Each John Paul was special in their own way and both will always have a hold on people’s affections and will continue to do so, long after their deaths have receded into history and long after those summer days in 1978 when they were both elected to assume an office neither of them would have ever dreamed of occupying, days which, before long, will no longer be a living memory.
Oct. 22 (which is the anniversary of John Paul II’s installation as pope) is now recorded in the church’s liturgical calendar as being the feast of now Pope Saint John Paul II. It is not to retract from the life of this pope-saint, John Paul II, to say that we would not have had him had it not been for the brief time of Albino Luciani, the first Pope John Paul. Even he had an inkling that he would be succeeded by the man whom he supposedly called “the foreigner,” one who had sat across from him in that August conclave. It is remarkable to think that in those days of 1978, the Holy Spirit descended upon these two different—though very remarkable—men of faith and presented them to the world as popes for a while and as eventual saints not only for our time, but for all time.

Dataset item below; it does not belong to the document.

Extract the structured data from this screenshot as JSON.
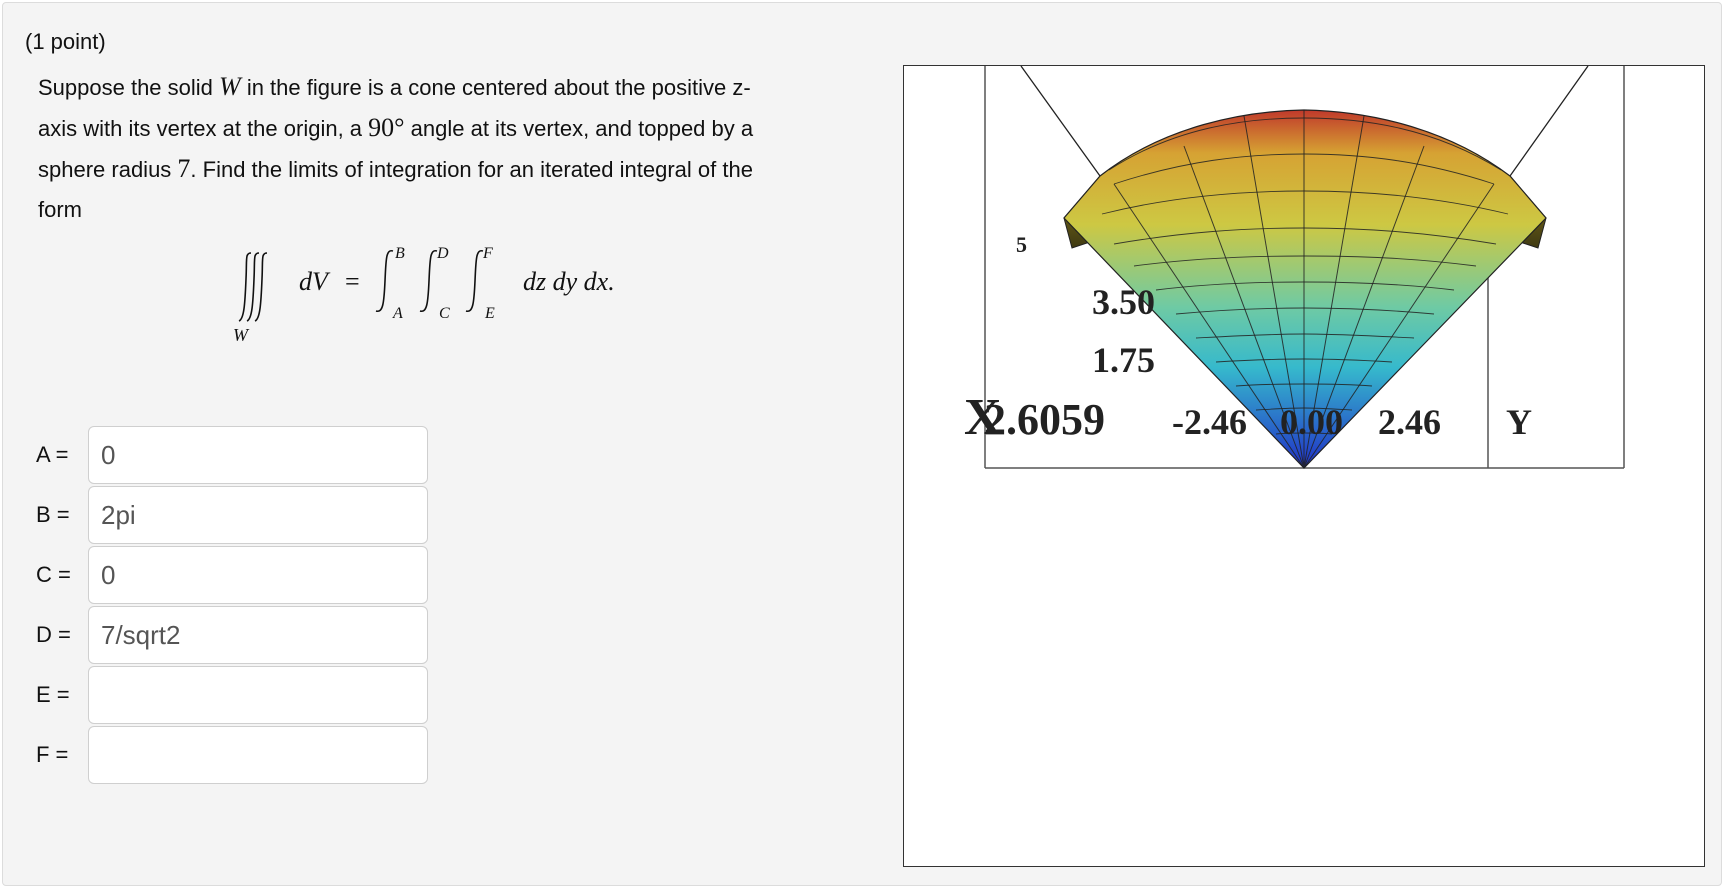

It is something worth remembering on this feast day of Karol Wojtyla, and also have gratitude for Albino Luciani, who proceeded him. Each in their own way showed that there is no one way to love God—or to follow him—as long as we do it, and that we can take comfort in the knowledge that it is possible for fallible –though loving and lovable—human beings to accomplish such a great thing as being or becoming a saint.